[WHAT THE TASK REQUIRES]
Output the records, every one, exactly as given.

───── MATERIAL TO PROCESS

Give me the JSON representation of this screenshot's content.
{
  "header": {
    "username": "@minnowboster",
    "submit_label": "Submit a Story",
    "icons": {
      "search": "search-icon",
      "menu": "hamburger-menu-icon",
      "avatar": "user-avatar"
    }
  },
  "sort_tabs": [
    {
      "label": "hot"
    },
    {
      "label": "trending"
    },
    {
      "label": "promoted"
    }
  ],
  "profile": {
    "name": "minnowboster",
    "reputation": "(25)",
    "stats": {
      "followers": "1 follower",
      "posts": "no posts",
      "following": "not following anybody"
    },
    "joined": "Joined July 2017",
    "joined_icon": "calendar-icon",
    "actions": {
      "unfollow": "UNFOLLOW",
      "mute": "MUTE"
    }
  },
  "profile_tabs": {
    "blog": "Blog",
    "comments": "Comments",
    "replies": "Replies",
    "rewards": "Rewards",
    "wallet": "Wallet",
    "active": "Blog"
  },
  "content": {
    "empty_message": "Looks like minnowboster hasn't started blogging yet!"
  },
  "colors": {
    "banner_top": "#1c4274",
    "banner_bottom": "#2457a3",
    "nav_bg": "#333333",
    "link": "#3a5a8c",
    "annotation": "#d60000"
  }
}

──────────

[RESULT FOR THIS TASK]
Give me the JSON representation of this screenshot's content.
{
  "header": {
    "username": "@minnowboster",
    "submit_label": "Submit a Story",
    "icons": {
      "search": "search-icon",
      "menu": "hamburger-menu-icon",
      "avatar": "user-avatar"
    }
  },
  "sort_tabs": [
    {
      "label": "hot"
    },
    {
      "label": "trending"
    },
    {
      "label": "promoted"
    }
  ],
  "profile": {
    "name": "minnowboster",
    "reputation": "(25)",
    "stats": {
      "followers": "1 follower",
      "posts": "no posts",
      "following": "not following anybody"
    },
    "joined": "Joined July 2017",
    "joined_icon": "calendar-icon",
    "actions": {
      "unfollow": "UNFOLLOW",
      "mute": "MUTE"
    }
  },
  "profile_tabs": {
    "blog": "Blog",
    "comments": "Comments",
    "replies": "Replies",
    "rewards": "Rewards",
    "wallet": "Wallet",
    "active": "Blog"
  },
  "content": {
    "empty_message": "Looks like minnowboster hasn't started blogging yet!"
  },
  "colors": {
    "banner_top": "#1c4274",
    "banner_bottom": "#2457a3",
    "nav_bg": "#333333",
    "link": "#3a5a8c",
    "annotation": "#d60000"
  }
}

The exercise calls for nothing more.